What to produce
Which lines of the entries contain the string "David"? Copy each of them.

(Data excerpts)
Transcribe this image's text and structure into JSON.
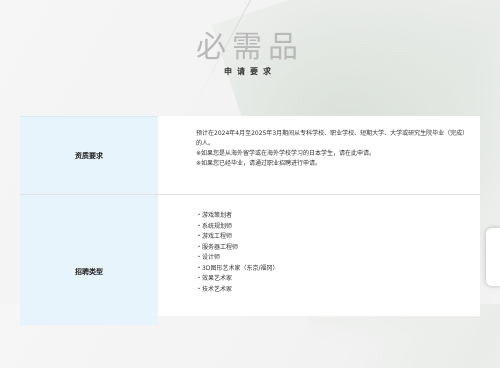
{
  "header": {
    "title": "必需品",
    "subtitle": "申请要求"
  },
  "requirements": {
    "label": "资质要求",
    "lines": [
      "预计在2024年4月至2025年3月期间从专科学校、职业学校、短期大学、大学或研究生院毕业（完成）的人。",
      "※如果您是从海外留学或在海外学校学习的日本学生，请在此申请。",
      "※如果您已经毕业，请通过职业招聘进行申请。"
    ]
  },
  "jobs": {
    "label": "招聘类型",
    "items": [
      "・游戏策划者",
      "・系统规划师",
      "・游戏工程师",
      "・服务器工程师",
      "・设计师",
      "・3D图形艺术家（东京/福冈）",
      "・效果艺术家",
      "・技术艺术家"
    ]
  }
}
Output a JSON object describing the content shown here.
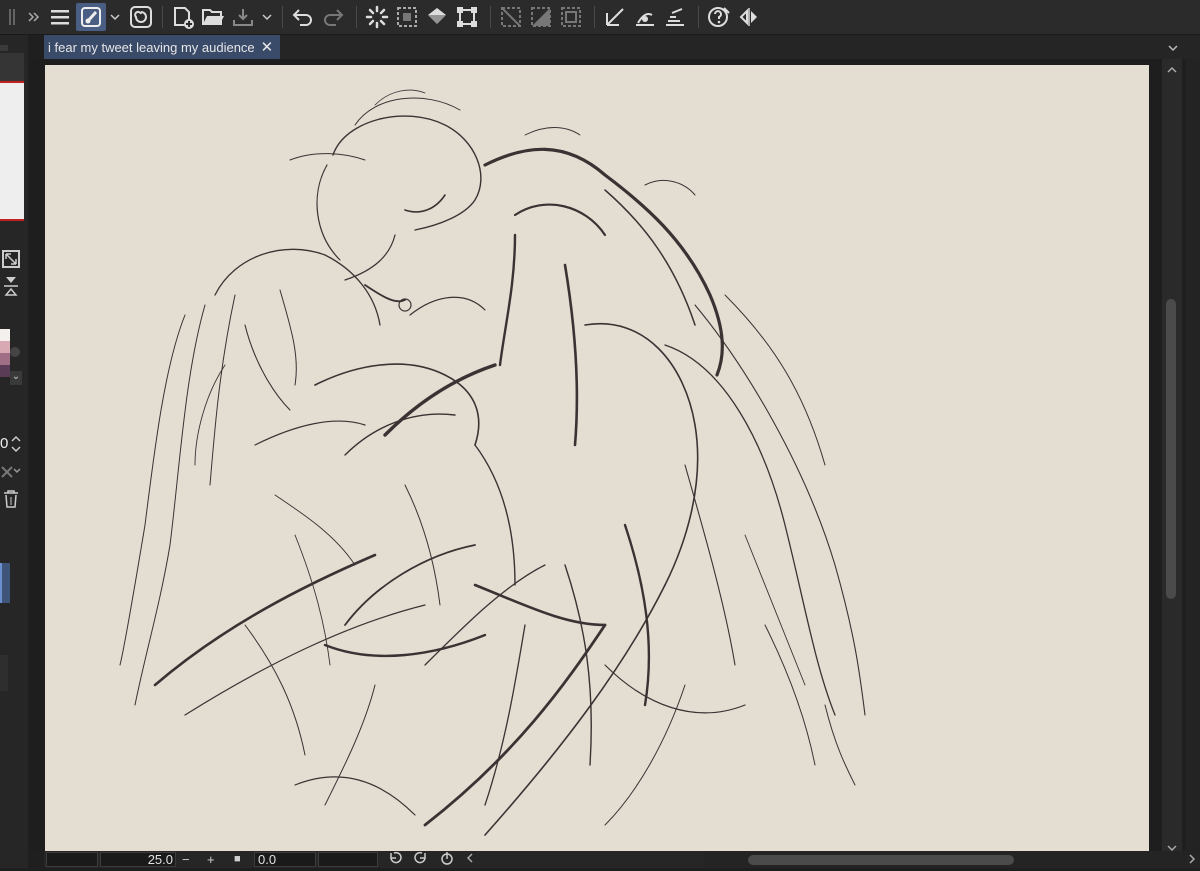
{
  "document": {
    "tab_title": "i fear my tweet leaving my audience",
    "close_glyph": "✕"
  },
  "toolbar": {
    "icons": [
      "grip-icon",
      "expand-chevrons-icon",
      "menu-icon",
      "brush-settings-icon",
      "dropdown-chevron-icon",
      "swirl-icon",
      "new-canvas-icon",
      "open-folder-icon",
      "export-icon",
      "undo-icon",
      "redo-icon",
      "loading-spinner-icon",
      "select-all-icon",
      "fill-icon",
      "transform-icon",
      "deselect-icon",
      "invert-selection-icon",
      "hide-selection-icon",
      "ruler-icon",
      "snap-icon",
      "special-ruler-icon",
      "help-icon",
      "flip-icon"
    ]
  },
  "status": {
    "zoom": "25.0",
    "zoom_minus": "−",
    "zoom_plus": "+",
    "rotation": "0.0",
    "fit_glyph": "■"
  },
  "left_panel": {
    "value_fragment": "0"
  },
  "colors": {
    "canvas": "#e3ddd2",
    "ui_dark": "#2b2b2b",
    "accent_tab": "#3a4b6a",
    "sketch_ink": "#3b3233"
  }
}
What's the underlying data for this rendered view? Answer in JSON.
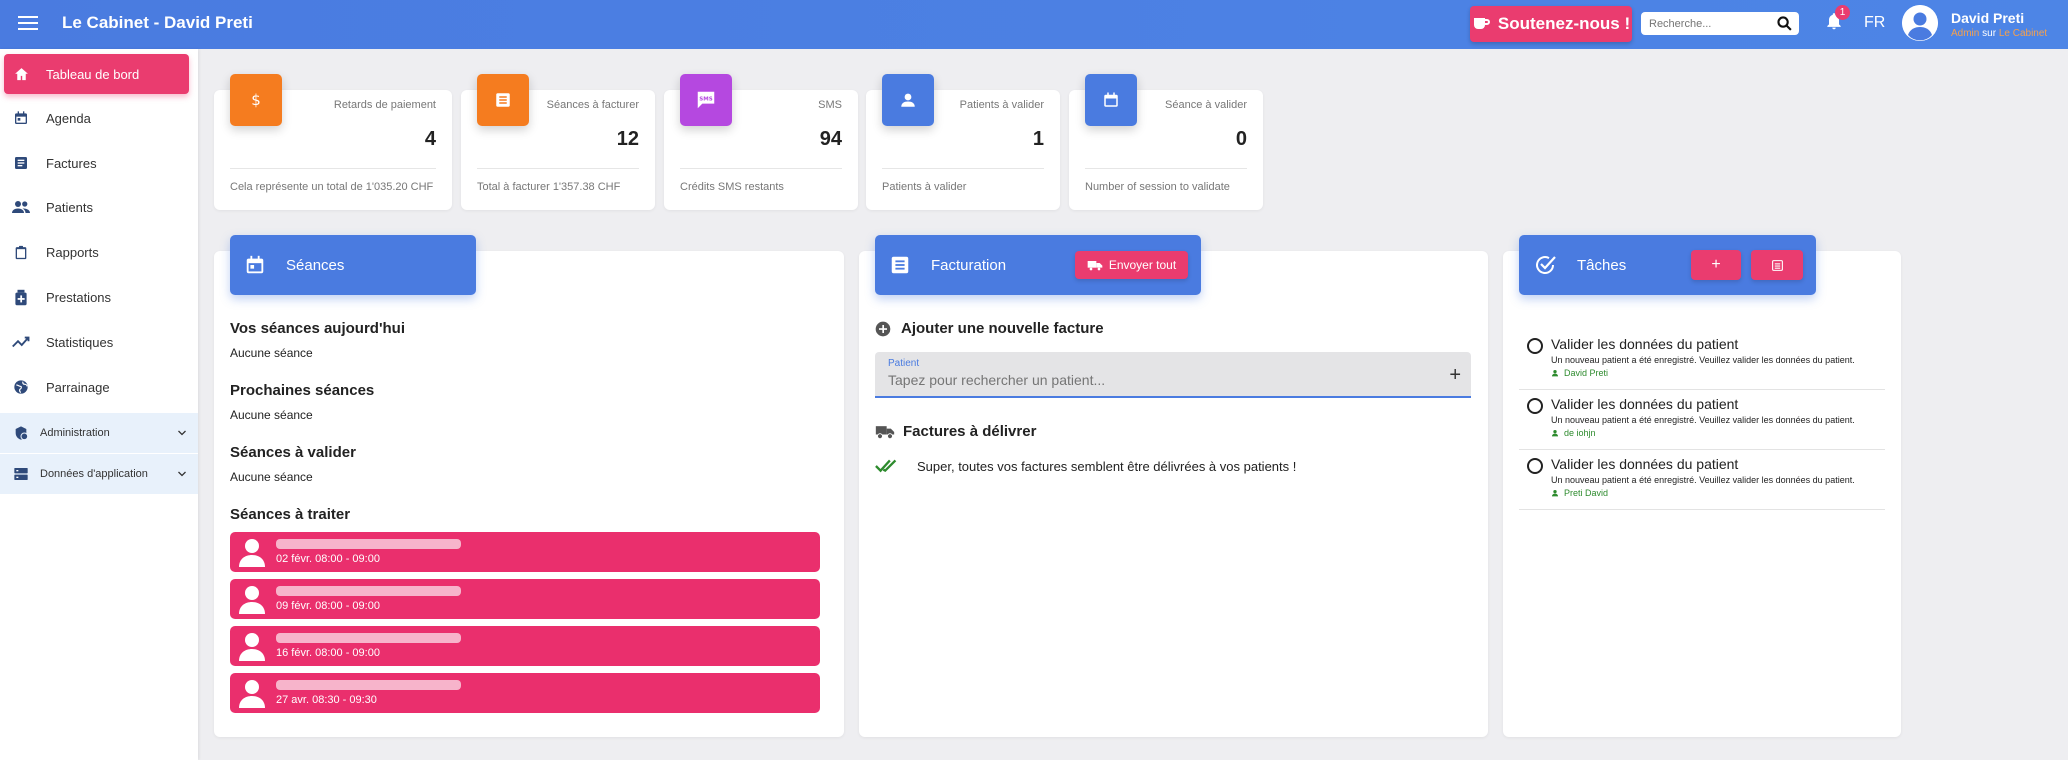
{
  "header": {
    "app_title": "Le Cabinet - David Preti",
    "support_label": "Soutenez-nous !",
    "search_placeholder": "Recherche...",
    "notification_count": "1",
    "language": "FR",
    "user_name": "David Preti",
    "user_role": "Admin",
    "user_role_sep": "sur",
    "user_org": "Le Cabinet"
  },
  "sidebar": {
    "items": [
      {
        "label": "Tableau de bord",
        "icon": "home-icon"
      },
      {
        "label": "Agenda",
        "icon": "calendar-icon"
      },
      {
        "label": "Factures",
        "icon": "invoice-icon"
      },
      {
        "label": "Patients",
        "icon": "people-icon"
      },
      {
        "label": "Rapports",
        "icon": "clipboard-icon"
      },
      {
        "label": "Prestations",
        "icon": "medical-box-icon"
      },
      {
        "label": "Statistiques",
        "icon": "trend-icon"
      },
      {
        "label": "Parrainage",
        "icon": "globe-icon"
      }
    ],
    "groups": [
      {
        "label": "Administration",
        "icon": "admin-icon"
      },
      {
        "label": "Données d'application",
        "icon": "storage-icon"
      }
    ]
  },
  "stats": [
    {
      "label": "Retards de paiement",
      "value": "4",
      "footer": "Cela représente un total de 1'035.20 CHF",
      "color": "#f57c1f",
      "icon": "dollar-icon"
    },
    {
      "label": "Séances à facturer",
      "value": "12",
      "footer": "Total à facturer 1'357.38 CHF",
      "color": "#f57c1f",
      "icon": "receipt-icon"
    },
    {
      "label": "SMS",
      "value": "94",
      "footer": "Crédits SMS restants",
      "color": "#b548e0",
      "icon": "sms-icon"
    },
    {
      "label": "Patients à valider",
      "value": "1",
      "footer": "Patients à valider",
      "color": "#4a7be0",
      "icon": "person-icon"
    },
    {
      "label": "Séance à valider",
      "value": "0",
      "footer": "Number of session to validate",
      "color": "#4a7be0",
      "icon": "calendar-icon"
    }
  ],
  "seances": {
    "title": "Séances",
    "today_title": "Vos séances aujourd'hui",
    "today_text": "Aucune séance",
    "next_title": "Prochaines séances",
    "next_text": "Aucune séance",
    "validate_title": "Séances à valider",
    "validate_text": "Aucune séance",
    "treat_title": "Séances à traiter",
    "rows": [
      {
        "time": "02 févr. 08:00 - 09:00"
      },
      {
        "time": "09 févr. 08:00 - 09:00"
      },
      {
        "time": "16 févr. 08:00 - 09:00"
      },
      {
        "time": "27 avr. 08:30 - 09:30"
      }
    ]
  },
  "facturation": {
    "title": "Facturation",
    "send_all": "Envoyer tout",
    "add_label": "Ajouter une nouvelle facture",
    "patient_label": "Patient",
    "patient_placeholder": "Tapez pour rechercher un patient...",
    "deliver_title": "Factures à délivrer",
    "deliver_text": "Super, toutes vos factures semblent être délivrées à vos patients !"
  },
  "taches": {
    "title": "Tâches",
    "add_label": "+",
    "items": [
      {
        "title": "Valider les données du patient",
        "desc": "Un nouveau patient a été enregistré. Veuillez valider les données du patient.",
        "user": "David Preti"
      },
      {
        "title": "Valider les données du patient",
        "desc": "Un nouveau patient a été enregistré. Veuillez valider les données du patient.",
        "user": "de iohjn"
      },
      {
        "title": "Valider les données du patient",
        "desc": "Un nouveau patient a été enregistré. Veuillez valider les données du patient.",
        "user": "Preti David"
      }
    ]
  },
  "colors": {
    "primary": "#4a7be0",
    "accent": "#ea3c6f",
    "orange": "#f57c1f",
    "purple": "#b548e0",
    "success": "#2e8b2e"
  }
}
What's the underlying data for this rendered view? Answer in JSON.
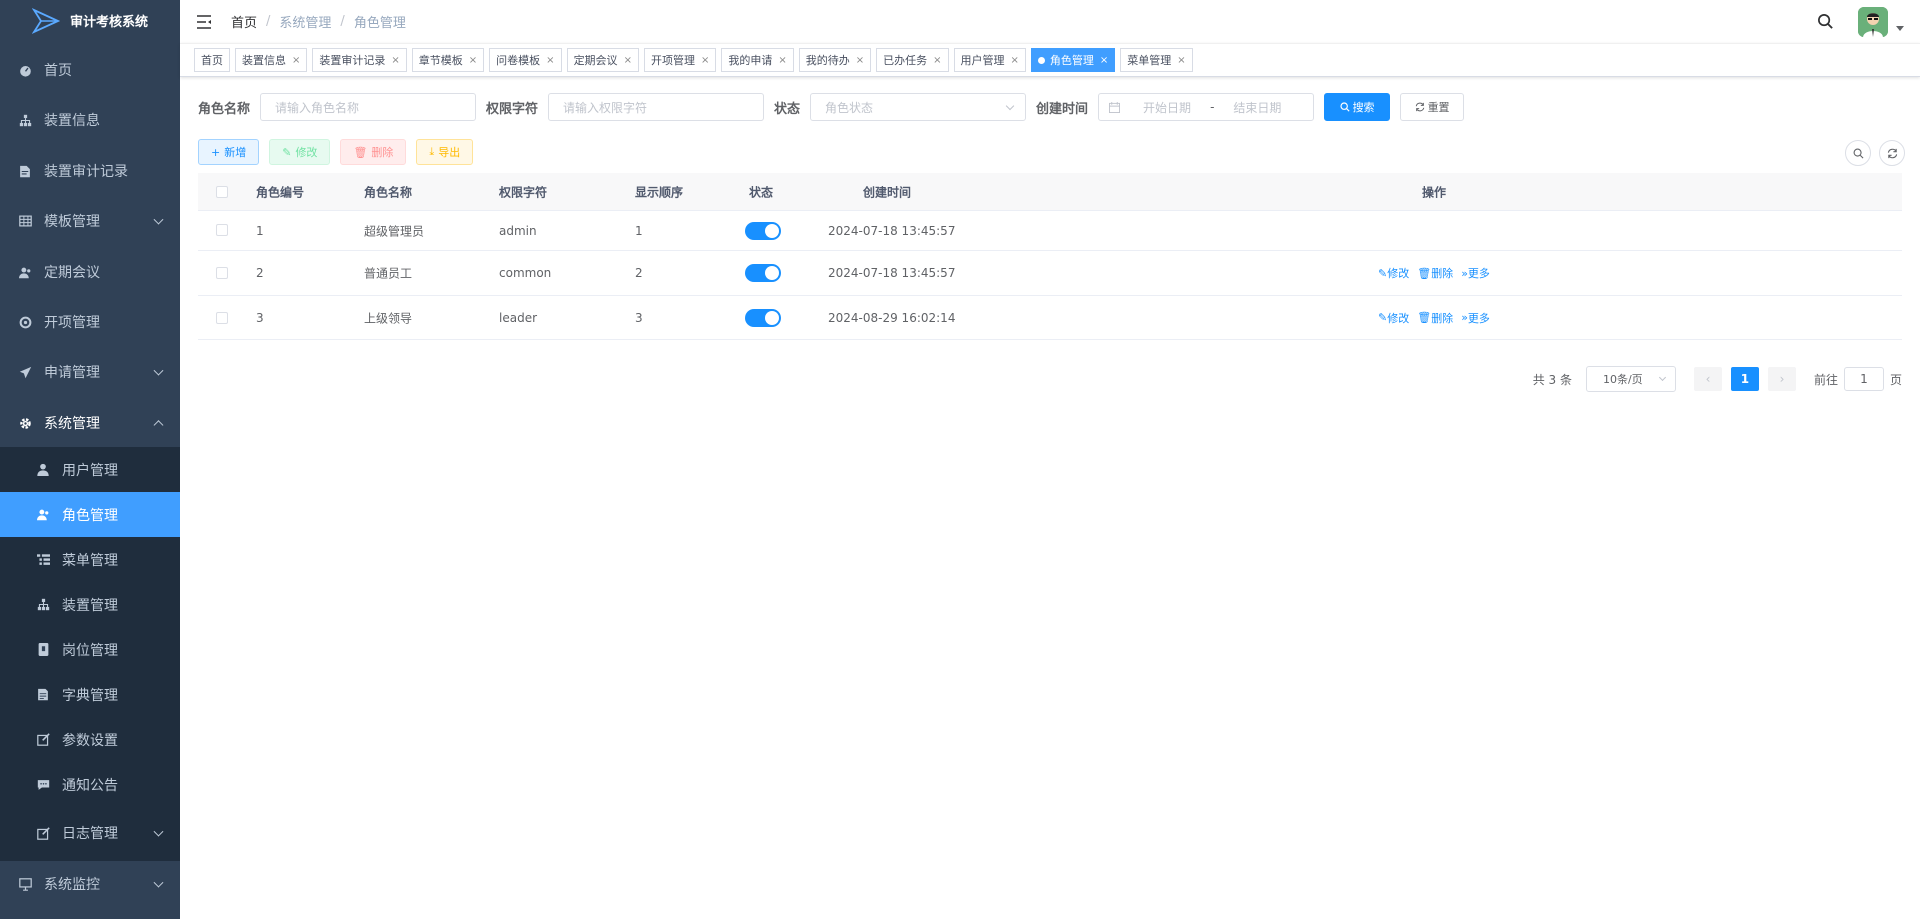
{
  "app": {
    "title": "审计考核系统"
  },
  "sidebar": {
    "items": [
      {
        "label": "首页",
        "icon": "dashboard-icon"
      },
      {
        "label": "装置信息",
        "icon": "tree-icon"
      },
      {
        "label": "装置审计记录",
        "icon": "document-icon"
      },
      {
        "label": "模板管理",
        "icon": "table-icon"
      },
      {
        "label": "定期会议",
        "icon": "users-icon"
      },
      {
        "label": "开项管理",
        "icon": "target-icon"
      },
      {
        "label": "申请管理",
        "icon": "send-icon"
      },
      {
        "label": "系统管理",
        "icon": "gear-icon"
      },
      {
        "label": "日志管理",
        "icon": "log-icon"
      },
      {
        "label": "系统监控",
        "icon": "monitor-icon"
      }
    ],
    "sub_items": [
      {
        "label": "用户管理",
        "icon": "user-icon"
      },
      {
        "label": "角色管理",
        "icon": "peoples-icon"
      },
      {
        "label": "菜单管理",
        "icon": "tree-table-icon"
      },
      {
        "label": "装置管理",
        "icon": "tree-icon"
      },
      {
        "label": "岗位管理",
        "icon": "post-icon"
      },
      {
        "label": "字典管理",
        "icon": "dict-icon"
      },
      {
        "label": "参数设置",
        "icon": "edit-icon"
      },
      {
        "label": "通知公告",
        "icon": "message-icon"
      }
    ]
  },
  "breadcrumb": [
    "首页",
    "系统管理",
    "角色管理"
  ],
  "tags": [
    {
      "label": "首页",
      "closable": false
    },
    {
      "label": "装置信息",
      "closable": true
    },
    {
      "label": "装置审计记录",
      "closable": true
    },
    {
      "label": "章节模板",
      "closable": true
    },
    {
      "label": "问卷模板",
      "closable": true
    },
    {
      "label": "定期会议",
      "closable": true
    },
    {
      "label": "开项管理",
      "closable": true
    },
    {
      "label": "我的申请",
      "closable": true
    },
    {
      "label": "我的待办",
      "closable": true
    },
    {
      "label": "已办任务",
      "closable": true
    },
    {
      "label": "用户管理",
      "closable": true
    },
    {
      "label": "角色管理",
      "closable": true,
      "active": true
    },
    {
      "label": "菜单管理",
      "closable": true
    }
  ],
  "search_form": {
    "role_name_label": "角色名称",
    "role_name_placeholder": "请输入角色名称",
    "perm_label": "权限字符",
    "perm_placeholder": "请输入权限字符",
    "status_label": "状态",
    "status_placeholder": "角色状态",
    "created_label": "创建时间",
    "start_placeholder": "开始日期",
    "range_sep": "-",
    "end_placeholder": "结束日期",
    "search_btn": "搜索",
    "reset_btn": "重置"
  },
  "toolbar": {
    "add": "新增",
    "edit": "修改",
    "delete": "删除",
    "export": "导出"
  },
  "table": {
    "headers": [
      "角色编号",
      "角色名称",
      "权限字符",
      "显示顺序",
      "状态",
      "创建时间",
      "操作"
    ],
    "rows": [
      {
        "id": "1",
        "name": "超级管理员",
        "key": "admin",
        "sort": "1",
        "status": true,
        "created": "2024-07-18 13:45:57",
        "actions": false
      },
      {
        "id": "2",
        "name": "普通员工",
        "key": "common",
        "sort": "2",
        "status": true,
        "created": "2024-07-18 13:45:57",
        "actions": true
      },
      {
        "id": "3",
        "name": "上级领导",
        "key": "leader",
        "sort": "3",
        "status": true,
        "created": "2024-08-29 16:02:14",
        "actions": true
      }
    ],
    "action_labels": {
      "edit": "修改",
      "delete": "删除",
      "more": "更多"
    }
  },
  "pagination": {
    "total_text": "共 3 条",
    "page_size": "10条/页",
    "current": "1",
    "goto_label": "前往",
    "goto_value": "1",
    "page_unit": "页"
  },
  "colors": {
    "primary": "#1890ff",
    "sidebar_bg": "#304156",
    "submenu_bg": "#1f2d3d",
    "active_menu": "#409eff"
  }
}
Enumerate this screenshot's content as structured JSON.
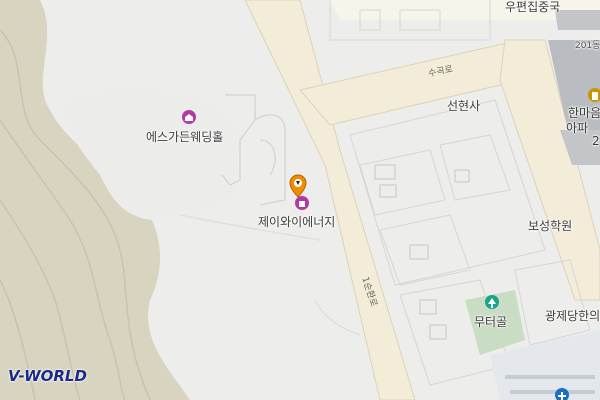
{
  "map": {
    "provider_logo": "V-WORLD",
    "colors": {
      "background": "#ededeb",
      "hill_base": "#d8d4c0",
      "hill_contour": "#c9c4a8",
      "road_fill": "#f3ecd9",
      "road_edge": "#dcd3b8",
      "block_outline": "#d9d9d9",
      "building": "#b9bcc0",
      "green": "#c9dcc4",
      "poi_purple": "#b23aa5",
      "poi_orange": "#f08c00",
      "poi_teal": "#1aa58a",
      "poi_gold": "#c89400"
    },
    "labels": {
      "post_office": "우편집중국",
      "building_201": "201동",
      "road_sugokro": "수곡로",
      "temple": "선현사",
      "apartment_name_1": "한마음",
      "apartment_name_2": "아파",
      "apartment_num": "2",
      "wedding_hall": "에스가든웨딩홀",
      "selected_poi": "제이와이에너지",
      "academy": "보성학원",
      "road_1sunhwan": "1순환로",
      "park": "무터골",
      "clinic": "광제당한의"
    },
    "icons": {
      "wedding_hall": "wedding-hall-icon",
      "selected_marker": "location-pin-icon",
      "selected_poi": "energy-company-icon",
      "park": "park-icon",
      "apartment": "apartment-icon",
      "clinic": "clinic-icon"
    }
  }
}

Exercise solution
    "app_title": "Le Cabinet - David Preti",
    "user_name": "David Preti",
        "user": "David Preti"
        "user": "Preti David"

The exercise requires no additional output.